▶ [Task brief]: Search the material for the word "sources" and copy each line that holds it.

-- Opening Marker --

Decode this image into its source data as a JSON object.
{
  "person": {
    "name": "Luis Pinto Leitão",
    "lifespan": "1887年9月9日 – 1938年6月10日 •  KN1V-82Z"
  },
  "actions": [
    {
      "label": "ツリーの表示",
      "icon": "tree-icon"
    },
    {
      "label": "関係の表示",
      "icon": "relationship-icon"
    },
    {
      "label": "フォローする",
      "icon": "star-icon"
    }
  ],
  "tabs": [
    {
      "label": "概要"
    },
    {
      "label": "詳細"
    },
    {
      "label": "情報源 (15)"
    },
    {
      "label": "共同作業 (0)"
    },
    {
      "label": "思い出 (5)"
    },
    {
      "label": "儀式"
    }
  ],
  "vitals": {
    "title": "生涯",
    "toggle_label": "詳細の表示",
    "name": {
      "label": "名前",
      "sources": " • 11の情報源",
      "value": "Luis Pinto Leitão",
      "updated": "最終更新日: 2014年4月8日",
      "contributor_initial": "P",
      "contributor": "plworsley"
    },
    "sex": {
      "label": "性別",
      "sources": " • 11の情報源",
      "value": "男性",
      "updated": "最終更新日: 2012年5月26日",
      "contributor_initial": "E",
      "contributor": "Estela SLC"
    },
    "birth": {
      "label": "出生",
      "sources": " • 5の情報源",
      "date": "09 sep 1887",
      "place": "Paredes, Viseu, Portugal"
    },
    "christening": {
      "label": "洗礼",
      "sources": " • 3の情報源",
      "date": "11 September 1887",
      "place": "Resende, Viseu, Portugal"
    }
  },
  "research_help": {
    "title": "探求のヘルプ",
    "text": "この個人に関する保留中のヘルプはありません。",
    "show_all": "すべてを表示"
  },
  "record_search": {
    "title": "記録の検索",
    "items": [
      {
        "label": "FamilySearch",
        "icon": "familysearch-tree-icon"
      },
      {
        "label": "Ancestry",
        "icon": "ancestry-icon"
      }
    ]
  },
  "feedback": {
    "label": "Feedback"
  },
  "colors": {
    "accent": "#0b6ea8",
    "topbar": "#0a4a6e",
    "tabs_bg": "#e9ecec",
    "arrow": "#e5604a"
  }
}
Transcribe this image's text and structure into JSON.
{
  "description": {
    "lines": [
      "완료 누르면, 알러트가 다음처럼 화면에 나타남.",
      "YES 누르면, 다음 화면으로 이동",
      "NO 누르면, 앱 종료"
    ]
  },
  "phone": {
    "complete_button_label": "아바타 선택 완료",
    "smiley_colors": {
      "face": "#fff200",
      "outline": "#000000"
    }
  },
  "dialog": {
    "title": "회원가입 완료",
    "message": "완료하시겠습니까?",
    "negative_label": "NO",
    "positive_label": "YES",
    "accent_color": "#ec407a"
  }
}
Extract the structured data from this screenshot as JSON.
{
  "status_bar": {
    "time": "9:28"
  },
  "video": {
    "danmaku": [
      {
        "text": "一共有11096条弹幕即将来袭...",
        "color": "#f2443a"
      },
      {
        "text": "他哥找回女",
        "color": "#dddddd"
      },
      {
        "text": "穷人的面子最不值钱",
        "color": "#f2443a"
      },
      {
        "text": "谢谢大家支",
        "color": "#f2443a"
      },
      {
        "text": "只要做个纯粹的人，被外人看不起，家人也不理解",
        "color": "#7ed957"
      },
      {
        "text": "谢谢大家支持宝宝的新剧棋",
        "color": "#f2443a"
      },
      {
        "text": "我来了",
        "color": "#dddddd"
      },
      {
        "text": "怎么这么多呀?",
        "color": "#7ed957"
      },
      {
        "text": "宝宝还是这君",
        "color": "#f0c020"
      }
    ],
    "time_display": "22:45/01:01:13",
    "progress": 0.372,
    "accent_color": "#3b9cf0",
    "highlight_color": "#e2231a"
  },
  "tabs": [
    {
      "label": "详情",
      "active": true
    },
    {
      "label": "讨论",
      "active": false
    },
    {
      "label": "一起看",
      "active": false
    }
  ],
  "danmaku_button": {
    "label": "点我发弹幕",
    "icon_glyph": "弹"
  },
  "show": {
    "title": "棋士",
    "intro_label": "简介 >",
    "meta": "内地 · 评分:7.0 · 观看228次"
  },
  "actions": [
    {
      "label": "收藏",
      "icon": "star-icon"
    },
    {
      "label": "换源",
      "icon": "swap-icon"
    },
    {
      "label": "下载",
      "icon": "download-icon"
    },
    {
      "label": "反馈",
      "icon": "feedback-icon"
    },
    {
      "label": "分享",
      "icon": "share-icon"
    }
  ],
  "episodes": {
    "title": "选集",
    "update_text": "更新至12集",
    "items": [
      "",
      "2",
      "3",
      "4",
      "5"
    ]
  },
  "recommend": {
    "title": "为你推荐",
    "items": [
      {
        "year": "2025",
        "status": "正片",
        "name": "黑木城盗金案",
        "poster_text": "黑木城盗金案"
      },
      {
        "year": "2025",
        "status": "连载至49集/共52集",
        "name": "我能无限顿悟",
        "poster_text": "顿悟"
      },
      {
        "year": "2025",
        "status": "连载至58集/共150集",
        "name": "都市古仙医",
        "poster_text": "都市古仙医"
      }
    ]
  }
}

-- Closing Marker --

▶ [Result of the exercise]:
      "sources": " • 11の情報源",
      "sources": " • 11の情報源",
      "sources": " • 5の情報源",
      "sources": " • 3の情報源",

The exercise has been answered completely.